(Exercise data)
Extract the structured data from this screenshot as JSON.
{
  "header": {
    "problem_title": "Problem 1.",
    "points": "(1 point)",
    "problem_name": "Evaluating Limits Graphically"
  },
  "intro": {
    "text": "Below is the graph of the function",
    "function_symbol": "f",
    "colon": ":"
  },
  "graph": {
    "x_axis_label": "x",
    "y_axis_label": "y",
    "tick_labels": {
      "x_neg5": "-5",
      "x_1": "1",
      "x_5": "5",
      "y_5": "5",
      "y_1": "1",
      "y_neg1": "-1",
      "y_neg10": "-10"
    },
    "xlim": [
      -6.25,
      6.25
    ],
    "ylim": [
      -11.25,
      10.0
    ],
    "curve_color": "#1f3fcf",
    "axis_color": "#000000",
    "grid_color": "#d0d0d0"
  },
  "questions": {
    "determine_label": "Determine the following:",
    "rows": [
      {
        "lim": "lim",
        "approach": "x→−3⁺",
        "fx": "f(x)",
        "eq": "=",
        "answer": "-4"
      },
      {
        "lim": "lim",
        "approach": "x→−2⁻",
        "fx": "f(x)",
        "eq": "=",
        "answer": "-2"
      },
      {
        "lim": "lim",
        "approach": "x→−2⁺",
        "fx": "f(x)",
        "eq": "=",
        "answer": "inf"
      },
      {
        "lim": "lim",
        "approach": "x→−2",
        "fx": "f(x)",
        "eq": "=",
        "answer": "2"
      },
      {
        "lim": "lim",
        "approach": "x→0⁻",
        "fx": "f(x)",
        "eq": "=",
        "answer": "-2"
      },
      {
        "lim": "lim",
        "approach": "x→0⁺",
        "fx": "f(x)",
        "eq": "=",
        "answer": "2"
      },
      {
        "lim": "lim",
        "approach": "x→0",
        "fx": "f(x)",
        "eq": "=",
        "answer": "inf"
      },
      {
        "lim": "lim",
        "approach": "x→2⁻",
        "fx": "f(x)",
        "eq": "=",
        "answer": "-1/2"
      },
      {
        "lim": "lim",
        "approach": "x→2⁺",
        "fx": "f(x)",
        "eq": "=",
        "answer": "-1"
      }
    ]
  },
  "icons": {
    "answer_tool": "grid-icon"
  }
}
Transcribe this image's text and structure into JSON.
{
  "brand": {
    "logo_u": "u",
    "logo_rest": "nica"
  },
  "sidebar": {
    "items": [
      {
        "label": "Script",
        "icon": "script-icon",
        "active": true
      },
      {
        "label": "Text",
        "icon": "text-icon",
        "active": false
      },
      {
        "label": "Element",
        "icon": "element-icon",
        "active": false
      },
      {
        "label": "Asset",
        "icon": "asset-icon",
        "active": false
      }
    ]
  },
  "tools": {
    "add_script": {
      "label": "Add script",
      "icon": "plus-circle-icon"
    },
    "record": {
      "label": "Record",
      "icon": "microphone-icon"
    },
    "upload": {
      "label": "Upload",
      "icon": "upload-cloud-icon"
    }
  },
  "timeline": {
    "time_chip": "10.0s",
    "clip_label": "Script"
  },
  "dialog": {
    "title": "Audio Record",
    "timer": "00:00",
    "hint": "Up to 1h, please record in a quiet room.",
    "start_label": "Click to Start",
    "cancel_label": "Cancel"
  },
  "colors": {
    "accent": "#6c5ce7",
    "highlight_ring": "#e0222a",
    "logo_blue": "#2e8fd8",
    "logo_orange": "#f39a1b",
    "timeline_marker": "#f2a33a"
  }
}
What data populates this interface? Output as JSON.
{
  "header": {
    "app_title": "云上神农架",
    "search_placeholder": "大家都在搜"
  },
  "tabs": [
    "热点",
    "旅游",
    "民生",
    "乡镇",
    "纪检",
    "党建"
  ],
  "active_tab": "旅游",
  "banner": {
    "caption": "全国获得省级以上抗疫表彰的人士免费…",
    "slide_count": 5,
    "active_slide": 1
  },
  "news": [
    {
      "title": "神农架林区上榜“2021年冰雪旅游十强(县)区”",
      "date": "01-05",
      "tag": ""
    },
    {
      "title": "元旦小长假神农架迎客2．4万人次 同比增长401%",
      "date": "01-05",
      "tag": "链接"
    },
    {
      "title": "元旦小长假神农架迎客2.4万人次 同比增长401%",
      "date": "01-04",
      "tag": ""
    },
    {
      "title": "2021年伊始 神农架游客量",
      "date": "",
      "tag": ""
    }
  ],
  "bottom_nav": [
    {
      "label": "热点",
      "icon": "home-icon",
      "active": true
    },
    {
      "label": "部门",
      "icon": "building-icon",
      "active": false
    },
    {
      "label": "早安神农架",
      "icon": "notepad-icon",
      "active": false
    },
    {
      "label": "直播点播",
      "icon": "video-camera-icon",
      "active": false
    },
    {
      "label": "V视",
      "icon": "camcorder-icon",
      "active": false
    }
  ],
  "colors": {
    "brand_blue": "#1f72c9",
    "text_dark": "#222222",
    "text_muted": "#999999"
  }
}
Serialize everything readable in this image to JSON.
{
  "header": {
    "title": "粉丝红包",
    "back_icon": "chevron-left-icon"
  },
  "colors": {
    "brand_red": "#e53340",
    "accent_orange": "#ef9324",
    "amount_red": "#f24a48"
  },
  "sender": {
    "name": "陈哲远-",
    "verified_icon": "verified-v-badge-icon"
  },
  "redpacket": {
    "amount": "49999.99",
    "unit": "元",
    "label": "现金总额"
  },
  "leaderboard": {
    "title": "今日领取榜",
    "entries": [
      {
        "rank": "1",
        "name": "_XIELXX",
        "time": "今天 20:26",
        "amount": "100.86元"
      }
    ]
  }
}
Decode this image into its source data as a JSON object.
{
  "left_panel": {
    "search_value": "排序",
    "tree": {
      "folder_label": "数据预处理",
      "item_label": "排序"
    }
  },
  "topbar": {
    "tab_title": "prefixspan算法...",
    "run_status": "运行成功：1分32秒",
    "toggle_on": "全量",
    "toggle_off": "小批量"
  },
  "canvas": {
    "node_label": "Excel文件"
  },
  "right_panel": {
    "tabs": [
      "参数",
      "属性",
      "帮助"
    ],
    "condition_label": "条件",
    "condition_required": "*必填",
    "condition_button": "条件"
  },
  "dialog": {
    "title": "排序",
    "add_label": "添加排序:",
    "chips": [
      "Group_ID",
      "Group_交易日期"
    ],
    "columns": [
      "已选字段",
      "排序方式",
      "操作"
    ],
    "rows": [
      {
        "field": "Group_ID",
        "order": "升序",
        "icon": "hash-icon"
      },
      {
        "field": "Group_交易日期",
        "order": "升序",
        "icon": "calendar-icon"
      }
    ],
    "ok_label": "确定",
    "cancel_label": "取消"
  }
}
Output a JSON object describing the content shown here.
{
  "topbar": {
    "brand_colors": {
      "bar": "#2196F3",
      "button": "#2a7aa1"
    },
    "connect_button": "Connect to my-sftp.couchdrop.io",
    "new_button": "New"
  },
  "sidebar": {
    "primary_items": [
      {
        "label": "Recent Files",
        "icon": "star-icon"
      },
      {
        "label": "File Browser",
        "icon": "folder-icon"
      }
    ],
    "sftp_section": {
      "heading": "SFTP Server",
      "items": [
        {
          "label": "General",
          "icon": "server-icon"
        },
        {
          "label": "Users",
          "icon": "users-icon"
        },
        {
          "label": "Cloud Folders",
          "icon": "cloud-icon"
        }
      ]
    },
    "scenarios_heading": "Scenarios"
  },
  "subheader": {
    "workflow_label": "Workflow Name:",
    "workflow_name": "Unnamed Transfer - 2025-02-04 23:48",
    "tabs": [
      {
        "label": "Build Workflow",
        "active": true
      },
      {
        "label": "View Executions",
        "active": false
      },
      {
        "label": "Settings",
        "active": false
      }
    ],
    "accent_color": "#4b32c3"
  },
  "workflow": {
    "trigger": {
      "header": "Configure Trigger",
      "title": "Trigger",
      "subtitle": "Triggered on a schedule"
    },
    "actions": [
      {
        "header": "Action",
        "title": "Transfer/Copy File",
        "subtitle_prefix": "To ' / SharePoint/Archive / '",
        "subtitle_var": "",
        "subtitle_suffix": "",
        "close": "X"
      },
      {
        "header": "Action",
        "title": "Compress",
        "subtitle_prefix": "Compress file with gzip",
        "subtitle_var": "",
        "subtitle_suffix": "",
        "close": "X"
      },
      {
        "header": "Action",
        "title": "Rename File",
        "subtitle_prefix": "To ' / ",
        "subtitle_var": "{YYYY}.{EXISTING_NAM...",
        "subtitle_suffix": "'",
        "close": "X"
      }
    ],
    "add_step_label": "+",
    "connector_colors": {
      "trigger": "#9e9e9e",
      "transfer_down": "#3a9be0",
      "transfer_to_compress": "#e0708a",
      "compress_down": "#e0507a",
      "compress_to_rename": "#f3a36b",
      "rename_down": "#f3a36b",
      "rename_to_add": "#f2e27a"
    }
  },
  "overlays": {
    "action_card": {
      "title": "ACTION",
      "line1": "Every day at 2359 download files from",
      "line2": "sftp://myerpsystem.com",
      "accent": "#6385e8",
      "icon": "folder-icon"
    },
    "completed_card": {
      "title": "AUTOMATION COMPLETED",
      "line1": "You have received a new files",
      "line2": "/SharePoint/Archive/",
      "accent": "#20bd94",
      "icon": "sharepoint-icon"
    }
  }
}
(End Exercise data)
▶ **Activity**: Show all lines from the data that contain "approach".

▶ **Task response**:
        "approach": "x→−3⁺",
        "approach": "x→−2⁻",
        "approach": "x→−2⁺",
        "approach": "x→−2",
        "approach": "x→0⁻",
        "approach": "x→0⁺",
        "approach": "x→0",
        "approach": "x→2⁻",
        "approach": "x→2⁺",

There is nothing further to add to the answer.